organism that normally is suspended in the water column. We do not know
if this alga is native and not identified before 1985 or if it is an
invasive species accidentally introduced to North America.
Unlike toxic red tide blooms
on the coast, golden alga toxins have no apparent lethal effect on
non-gill breathing organisms. Cattle, predators, scavengers, birds and
other animals have been observed drinking water during a bloom, and
many eat the dead fish during on-going golden alga fish kills with no
apparent effects.... Officials from the Texas Department of State
Health Services have stated that the golden alga is not known to be a
human health problem, but people should not pick up dead, or dying,
fish for eating.
The majority of golden alga
fish kills occur during the winter months when the water is cold.
.... The alga also prefers more saline waters than normal
freshwater conditions, which may also contribute to bloom initiation.
Additionally, the toxins of golden alga are influenced by cations in
the water such as calcium, potassium, and magnesium. The presence of
these cations, higher pH levels, and more saline waters may be the
reason that fish kills have mostly been confined to waters west of
Other states have also been
impacted by this alga. States that have reported golden alga include:
Alabama, Arizona, Arkansas, California, Florida, Hawaii, Louisiana,
Maine, Mississippi, New Mexico, North Carolina, Oklahoma, South
Carolina, Texas, Washington and Wyoming.
Although aquaculture ponds
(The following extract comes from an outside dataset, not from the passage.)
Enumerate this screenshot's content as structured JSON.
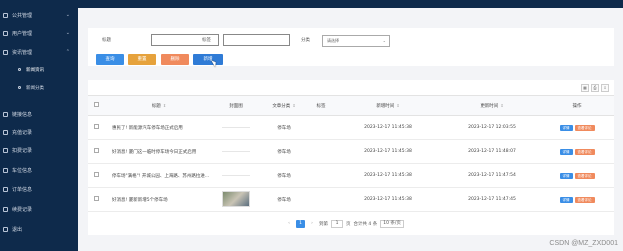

can be treated successfully, these treatments cannot be effectively
used in the larger and more complex reservoirs and rivers.
Quoted from Texas Parks and
We have not seen the data on which the WV-DEP announcements are based,
but we understand that the presence of the alga has been identified by
at least two independent laboratories. According to the Texas
information, it appears that golden alga may be present in waters
supporting large fish populations. As we understand it, although the
Dunkard Creek waters were more saline than desirable, they had nearly
neutral pH levels and were warm. These do not accord with the most
dangerous conditions identified in the Texas information.
We have obtained several other references on golden
Growth at the edge of the niche: An
experimental study of the harmful alga Prymnesium parvum
Jason W. Baker, James P. Grover, Ratheesh Ramachandrannair, Cody Black,
Theodore W. Valenti, Jr., Bryan W. Brooks, and Daniel L. Roelkec -
Limnol. Oceanogr., 54(5), 2009, 1679–1687
Growth and Toxicity of Prymnesium
parvum (Haptophyta) as a Function of Salinity, Light, and Temperature
Jason W. Baker, James P. Grover, Bryan W. Brooks, Fabiola Urena-Boeck,
Daniel L. Roelke, Reagan Errera, and Richard L. Kiesling - J. Phycol. 43, 219–227 (2007)
There is also a Maryland DNR site http://www.dnr.state.md.us/bay/hab/heterosigma_akashiwo.html
The species mentioned here is Heterosigma akashiwo, identified in
Middle River of Chesapeake Bay during June 2002. This appears to be a
A bass fishing group has some pond-oriented management information at http://www.bassresource.com/fish_biology/golden_algae_control.html